[Dataset entries]
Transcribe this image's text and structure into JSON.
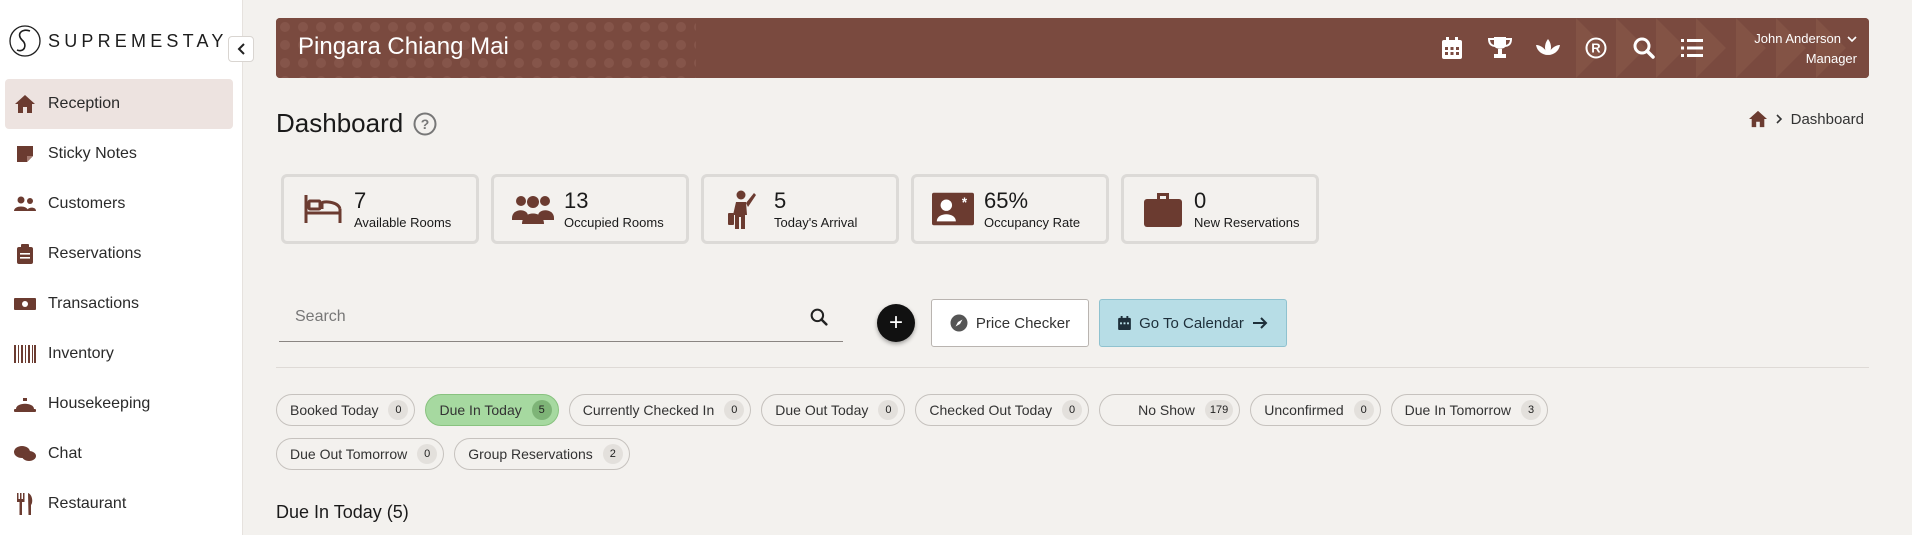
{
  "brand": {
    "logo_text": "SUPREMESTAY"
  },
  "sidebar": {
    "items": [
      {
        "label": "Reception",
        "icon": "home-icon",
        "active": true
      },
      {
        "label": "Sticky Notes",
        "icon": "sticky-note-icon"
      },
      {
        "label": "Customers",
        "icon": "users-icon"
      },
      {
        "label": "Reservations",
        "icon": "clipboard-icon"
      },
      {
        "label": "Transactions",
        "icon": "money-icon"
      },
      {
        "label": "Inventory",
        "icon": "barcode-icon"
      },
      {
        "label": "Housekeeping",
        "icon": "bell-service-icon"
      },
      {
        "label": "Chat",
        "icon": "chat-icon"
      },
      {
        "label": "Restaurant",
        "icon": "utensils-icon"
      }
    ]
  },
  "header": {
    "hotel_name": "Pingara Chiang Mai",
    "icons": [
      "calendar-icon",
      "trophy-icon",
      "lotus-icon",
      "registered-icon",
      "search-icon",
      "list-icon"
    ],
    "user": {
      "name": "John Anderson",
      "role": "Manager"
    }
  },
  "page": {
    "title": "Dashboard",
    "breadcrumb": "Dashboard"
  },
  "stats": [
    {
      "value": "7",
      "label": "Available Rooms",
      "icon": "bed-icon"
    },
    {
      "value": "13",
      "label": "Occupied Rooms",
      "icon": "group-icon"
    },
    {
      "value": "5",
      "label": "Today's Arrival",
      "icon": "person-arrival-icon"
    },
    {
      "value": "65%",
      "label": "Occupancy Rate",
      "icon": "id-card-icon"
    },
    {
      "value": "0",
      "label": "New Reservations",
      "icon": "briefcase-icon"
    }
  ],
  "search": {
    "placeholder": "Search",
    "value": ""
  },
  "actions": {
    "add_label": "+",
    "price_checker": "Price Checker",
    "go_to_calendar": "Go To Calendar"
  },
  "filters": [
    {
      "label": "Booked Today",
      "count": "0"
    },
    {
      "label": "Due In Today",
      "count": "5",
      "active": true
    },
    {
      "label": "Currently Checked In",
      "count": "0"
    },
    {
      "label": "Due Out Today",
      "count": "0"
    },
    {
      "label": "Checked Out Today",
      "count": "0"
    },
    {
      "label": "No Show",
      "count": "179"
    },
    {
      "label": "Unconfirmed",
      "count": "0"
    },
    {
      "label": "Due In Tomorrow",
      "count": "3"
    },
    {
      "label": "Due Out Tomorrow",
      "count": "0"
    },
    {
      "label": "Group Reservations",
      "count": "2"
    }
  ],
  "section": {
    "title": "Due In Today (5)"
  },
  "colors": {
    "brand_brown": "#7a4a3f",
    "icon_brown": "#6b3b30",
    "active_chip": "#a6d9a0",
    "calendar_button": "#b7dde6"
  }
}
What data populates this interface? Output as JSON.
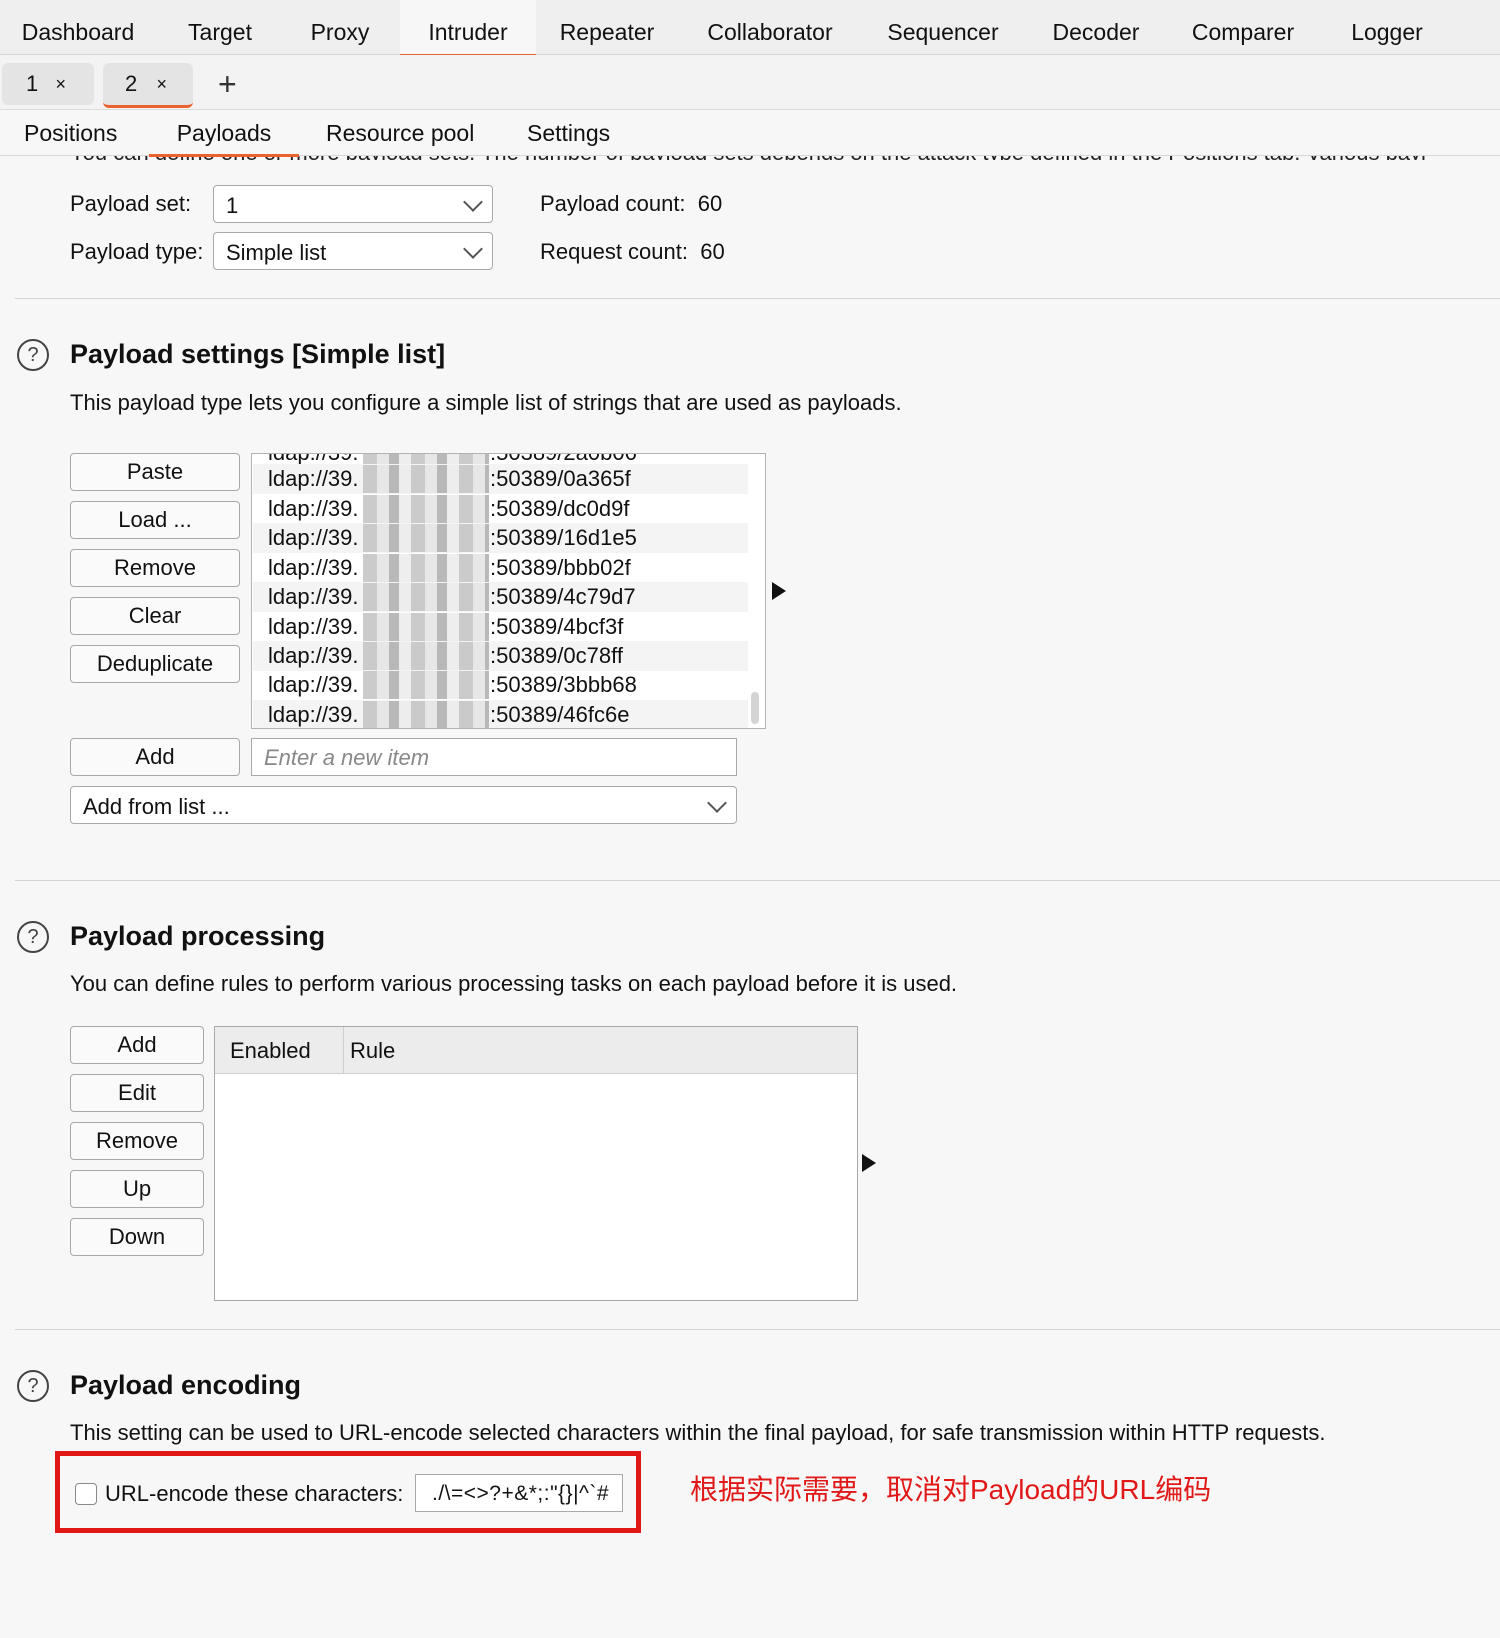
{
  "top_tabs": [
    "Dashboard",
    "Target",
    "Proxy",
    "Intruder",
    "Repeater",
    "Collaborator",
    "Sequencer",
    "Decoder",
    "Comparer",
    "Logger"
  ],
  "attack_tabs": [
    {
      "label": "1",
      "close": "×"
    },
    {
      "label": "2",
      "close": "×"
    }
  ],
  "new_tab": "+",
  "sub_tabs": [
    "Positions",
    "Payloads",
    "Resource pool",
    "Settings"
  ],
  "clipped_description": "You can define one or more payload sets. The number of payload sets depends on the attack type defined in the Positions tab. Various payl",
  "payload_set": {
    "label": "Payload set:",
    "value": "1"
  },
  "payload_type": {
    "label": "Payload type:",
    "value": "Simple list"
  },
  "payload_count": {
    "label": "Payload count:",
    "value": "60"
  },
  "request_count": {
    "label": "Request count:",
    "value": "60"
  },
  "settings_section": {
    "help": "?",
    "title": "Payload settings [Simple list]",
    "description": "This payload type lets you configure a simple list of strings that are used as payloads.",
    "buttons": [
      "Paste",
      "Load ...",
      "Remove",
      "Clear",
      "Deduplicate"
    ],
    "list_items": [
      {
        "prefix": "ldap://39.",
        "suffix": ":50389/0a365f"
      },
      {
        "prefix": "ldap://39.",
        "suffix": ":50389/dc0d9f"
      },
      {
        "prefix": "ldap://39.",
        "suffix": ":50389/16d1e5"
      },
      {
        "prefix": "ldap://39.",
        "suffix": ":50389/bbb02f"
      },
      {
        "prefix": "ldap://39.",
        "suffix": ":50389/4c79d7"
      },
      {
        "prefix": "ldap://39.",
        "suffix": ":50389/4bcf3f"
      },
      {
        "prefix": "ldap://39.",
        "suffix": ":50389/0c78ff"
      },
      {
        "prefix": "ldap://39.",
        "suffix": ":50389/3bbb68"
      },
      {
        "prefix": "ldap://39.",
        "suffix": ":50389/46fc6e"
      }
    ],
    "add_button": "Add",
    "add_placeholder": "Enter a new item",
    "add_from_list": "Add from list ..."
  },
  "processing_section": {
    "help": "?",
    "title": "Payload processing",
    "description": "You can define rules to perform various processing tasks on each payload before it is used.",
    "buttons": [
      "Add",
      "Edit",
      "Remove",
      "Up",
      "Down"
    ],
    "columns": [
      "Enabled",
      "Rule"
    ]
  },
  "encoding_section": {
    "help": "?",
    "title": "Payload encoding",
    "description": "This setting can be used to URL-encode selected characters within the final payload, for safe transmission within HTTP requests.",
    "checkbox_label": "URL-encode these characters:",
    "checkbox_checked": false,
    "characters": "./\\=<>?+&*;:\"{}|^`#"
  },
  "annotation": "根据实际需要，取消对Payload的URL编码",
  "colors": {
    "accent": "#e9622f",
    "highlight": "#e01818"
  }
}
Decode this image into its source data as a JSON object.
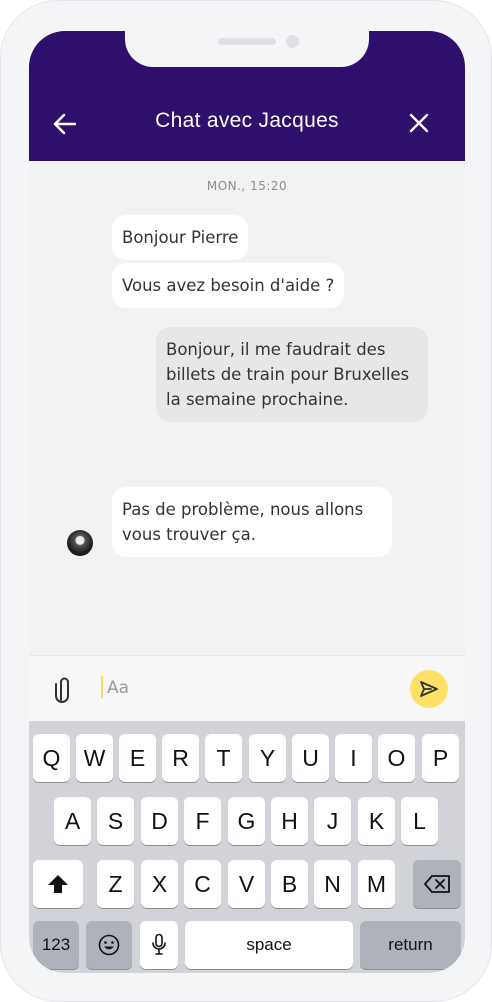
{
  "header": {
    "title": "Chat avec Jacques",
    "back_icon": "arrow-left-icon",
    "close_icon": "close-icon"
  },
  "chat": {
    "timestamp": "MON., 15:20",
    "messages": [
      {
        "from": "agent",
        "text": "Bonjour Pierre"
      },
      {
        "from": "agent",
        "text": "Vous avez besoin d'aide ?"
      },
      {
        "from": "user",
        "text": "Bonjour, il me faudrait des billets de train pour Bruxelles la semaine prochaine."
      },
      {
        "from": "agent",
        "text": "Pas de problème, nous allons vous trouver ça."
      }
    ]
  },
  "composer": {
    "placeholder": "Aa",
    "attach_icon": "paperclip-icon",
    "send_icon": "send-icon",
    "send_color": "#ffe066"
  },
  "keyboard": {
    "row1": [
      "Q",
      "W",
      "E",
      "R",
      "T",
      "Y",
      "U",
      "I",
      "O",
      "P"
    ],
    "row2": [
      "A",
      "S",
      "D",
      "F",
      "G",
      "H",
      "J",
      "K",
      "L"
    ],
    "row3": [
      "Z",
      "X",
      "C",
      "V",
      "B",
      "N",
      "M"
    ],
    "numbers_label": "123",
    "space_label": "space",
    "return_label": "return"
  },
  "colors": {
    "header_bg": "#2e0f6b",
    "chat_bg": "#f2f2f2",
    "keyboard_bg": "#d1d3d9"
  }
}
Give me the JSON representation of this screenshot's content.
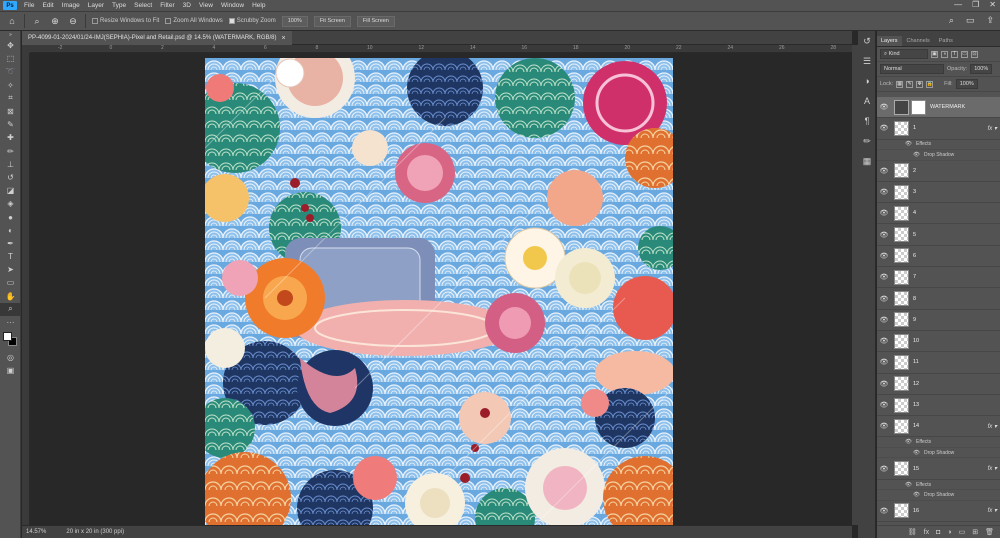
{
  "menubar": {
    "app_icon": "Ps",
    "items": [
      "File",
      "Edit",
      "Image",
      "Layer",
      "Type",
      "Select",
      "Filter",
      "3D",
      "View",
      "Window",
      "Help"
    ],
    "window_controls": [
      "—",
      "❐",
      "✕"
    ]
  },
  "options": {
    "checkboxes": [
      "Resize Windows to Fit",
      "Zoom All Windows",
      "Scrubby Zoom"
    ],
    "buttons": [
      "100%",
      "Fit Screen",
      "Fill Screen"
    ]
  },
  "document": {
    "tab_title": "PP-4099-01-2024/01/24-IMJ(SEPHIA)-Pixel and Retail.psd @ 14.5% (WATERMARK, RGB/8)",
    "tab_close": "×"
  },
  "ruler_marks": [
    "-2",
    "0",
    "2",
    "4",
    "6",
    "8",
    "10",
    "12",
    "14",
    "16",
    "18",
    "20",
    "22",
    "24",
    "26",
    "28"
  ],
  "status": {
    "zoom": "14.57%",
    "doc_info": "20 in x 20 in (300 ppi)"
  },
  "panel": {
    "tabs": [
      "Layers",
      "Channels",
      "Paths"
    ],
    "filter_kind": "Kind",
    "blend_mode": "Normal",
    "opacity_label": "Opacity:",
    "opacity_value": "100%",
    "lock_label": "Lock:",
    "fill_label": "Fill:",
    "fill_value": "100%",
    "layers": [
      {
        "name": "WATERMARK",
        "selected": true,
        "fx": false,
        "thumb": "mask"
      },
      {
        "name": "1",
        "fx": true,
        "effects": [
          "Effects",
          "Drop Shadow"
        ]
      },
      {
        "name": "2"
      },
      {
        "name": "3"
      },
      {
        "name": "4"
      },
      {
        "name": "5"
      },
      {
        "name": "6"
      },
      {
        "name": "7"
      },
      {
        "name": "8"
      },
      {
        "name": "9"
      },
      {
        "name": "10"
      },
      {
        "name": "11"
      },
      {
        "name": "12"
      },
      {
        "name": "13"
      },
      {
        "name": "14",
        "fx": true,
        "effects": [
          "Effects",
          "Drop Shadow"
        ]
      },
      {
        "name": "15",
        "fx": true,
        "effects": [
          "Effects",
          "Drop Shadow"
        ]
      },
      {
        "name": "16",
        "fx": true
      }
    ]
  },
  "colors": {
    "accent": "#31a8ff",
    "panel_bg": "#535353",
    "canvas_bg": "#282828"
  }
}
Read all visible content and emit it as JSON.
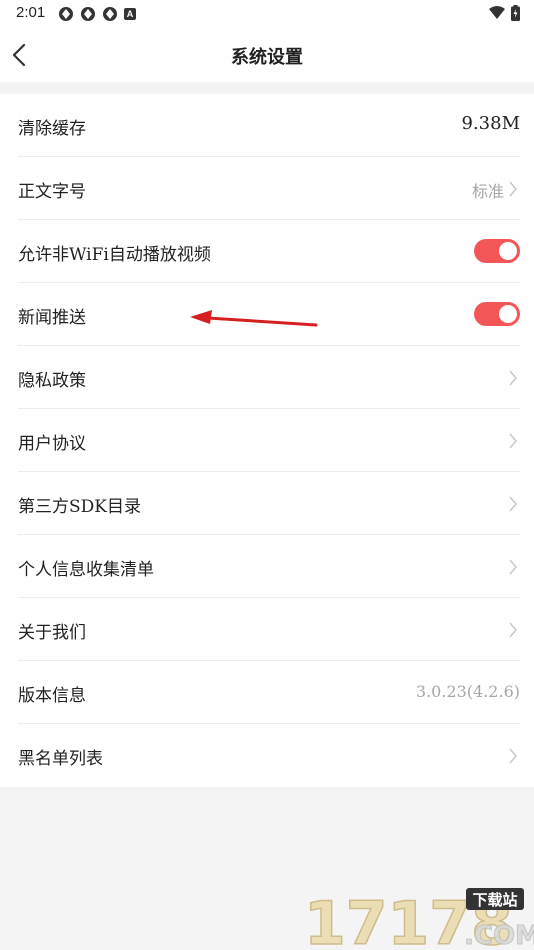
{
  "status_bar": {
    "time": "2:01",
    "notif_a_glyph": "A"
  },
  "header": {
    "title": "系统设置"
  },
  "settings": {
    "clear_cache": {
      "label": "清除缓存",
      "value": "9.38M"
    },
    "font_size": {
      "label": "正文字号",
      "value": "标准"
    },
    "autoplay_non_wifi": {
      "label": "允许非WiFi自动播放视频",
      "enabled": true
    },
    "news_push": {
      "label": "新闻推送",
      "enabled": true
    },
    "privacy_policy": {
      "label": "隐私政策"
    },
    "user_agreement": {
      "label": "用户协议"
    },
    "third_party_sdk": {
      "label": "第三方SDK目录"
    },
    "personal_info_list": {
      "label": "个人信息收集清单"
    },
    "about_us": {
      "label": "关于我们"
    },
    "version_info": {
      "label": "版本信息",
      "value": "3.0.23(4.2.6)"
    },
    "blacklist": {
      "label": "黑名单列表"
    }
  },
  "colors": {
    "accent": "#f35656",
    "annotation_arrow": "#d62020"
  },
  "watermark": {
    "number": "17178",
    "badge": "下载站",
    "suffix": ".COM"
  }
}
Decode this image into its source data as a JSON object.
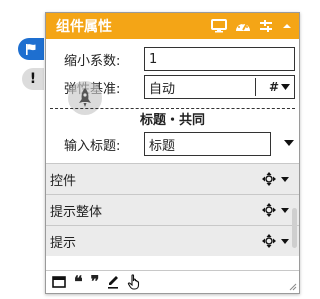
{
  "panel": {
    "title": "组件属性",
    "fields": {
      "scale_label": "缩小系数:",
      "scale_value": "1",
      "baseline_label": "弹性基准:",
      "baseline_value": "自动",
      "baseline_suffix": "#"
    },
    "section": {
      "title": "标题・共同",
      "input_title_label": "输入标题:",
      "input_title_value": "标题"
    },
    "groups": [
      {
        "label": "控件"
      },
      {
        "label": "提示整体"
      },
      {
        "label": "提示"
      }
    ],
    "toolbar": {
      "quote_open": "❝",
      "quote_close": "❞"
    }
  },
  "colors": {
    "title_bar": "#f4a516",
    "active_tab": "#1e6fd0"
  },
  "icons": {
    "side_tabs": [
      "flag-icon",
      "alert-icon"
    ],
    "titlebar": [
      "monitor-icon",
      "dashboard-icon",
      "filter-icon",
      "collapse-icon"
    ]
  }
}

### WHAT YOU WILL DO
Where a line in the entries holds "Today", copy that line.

### RESPONSE AREA
      "label": "Today's Arrival",
      "label": "Booked Today",
      "label": "Due In Today",
      "label": "Due Out Today",
      "label": "Checked Out Today",
    "title": "Due In Today (5)"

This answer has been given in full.